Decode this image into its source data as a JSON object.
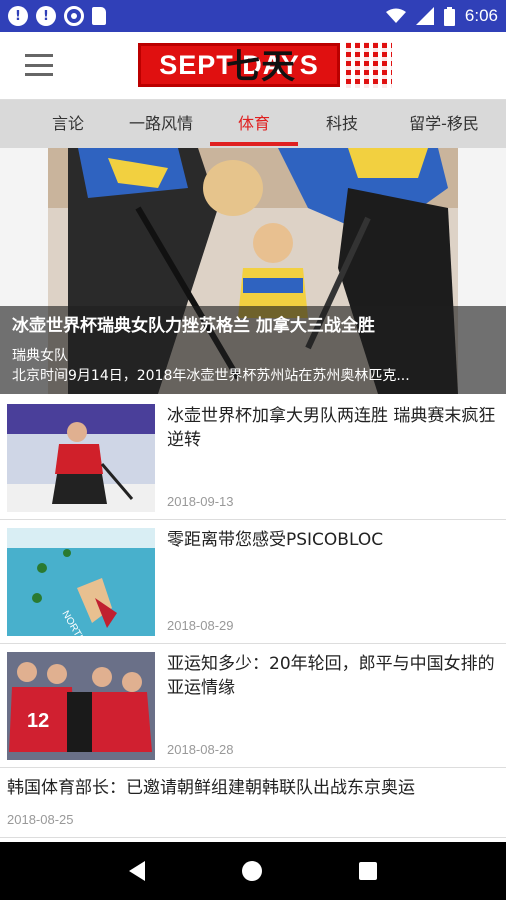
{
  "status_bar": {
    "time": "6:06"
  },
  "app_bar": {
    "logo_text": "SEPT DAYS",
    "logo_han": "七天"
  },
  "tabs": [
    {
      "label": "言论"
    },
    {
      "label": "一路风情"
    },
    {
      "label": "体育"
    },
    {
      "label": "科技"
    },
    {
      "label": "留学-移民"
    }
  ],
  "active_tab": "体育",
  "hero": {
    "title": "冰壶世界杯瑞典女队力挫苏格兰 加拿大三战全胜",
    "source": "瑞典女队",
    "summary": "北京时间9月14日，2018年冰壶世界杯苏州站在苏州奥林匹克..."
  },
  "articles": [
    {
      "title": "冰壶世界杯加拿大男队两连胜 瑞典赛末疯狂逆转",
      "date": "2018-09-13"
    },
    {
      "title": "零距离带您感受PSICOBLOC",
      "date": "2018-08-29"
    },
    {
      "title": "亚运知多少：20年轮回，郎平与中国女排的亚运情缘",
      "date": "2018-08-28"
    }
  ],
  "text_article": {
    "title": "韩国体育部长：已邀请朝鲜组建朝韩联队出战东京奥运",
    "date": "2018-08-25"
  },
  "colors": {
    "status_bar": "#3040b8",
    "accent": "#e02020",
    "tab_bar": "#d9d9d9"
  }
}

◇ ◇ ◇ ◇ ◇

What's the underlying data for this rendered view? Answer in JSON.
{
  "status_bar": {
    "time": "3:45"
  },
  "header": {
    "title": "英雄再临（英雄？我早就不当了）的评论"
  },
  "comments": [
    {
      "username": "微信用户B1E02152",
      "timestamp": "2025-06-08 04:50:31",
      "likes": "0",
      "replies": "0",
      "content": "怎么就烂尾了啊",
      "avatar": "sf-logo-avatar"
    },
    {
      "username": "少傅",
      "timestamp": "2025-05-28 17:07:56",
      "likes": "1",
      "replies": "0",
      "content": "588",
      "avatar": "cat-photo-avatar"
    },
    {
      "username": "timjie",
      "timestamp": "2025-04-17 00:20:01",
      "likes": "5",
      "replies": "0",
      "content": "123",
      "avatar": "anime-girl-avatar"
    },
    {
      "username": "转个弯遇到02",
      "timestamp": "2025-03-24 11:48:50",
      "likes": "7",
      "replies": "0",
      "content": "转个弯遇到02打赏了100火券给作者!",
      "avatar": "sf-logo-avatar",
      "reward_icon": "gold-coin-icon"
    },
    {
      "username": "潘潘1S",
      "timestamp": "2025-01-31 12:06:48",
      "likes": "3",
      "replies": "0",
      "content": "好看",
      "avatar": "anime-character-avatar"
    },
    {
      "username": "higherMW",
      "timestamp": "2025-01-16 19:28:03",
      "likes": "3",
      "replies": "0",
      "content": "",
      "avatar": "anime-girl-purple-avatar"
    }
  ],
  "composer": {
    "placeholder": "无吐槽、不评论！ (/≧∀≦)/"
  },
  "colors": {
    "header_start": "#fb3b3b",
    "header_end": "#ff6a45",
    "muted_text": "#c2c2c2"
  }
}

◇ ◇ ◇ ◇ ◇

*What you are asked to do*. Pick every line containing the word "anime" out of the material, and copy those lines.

*Response area*.
      "avatar": "anime-girl-avatar"
      "avatar": "anime-character-avatar"
      "avatar": "anime-girl-purple-avatar"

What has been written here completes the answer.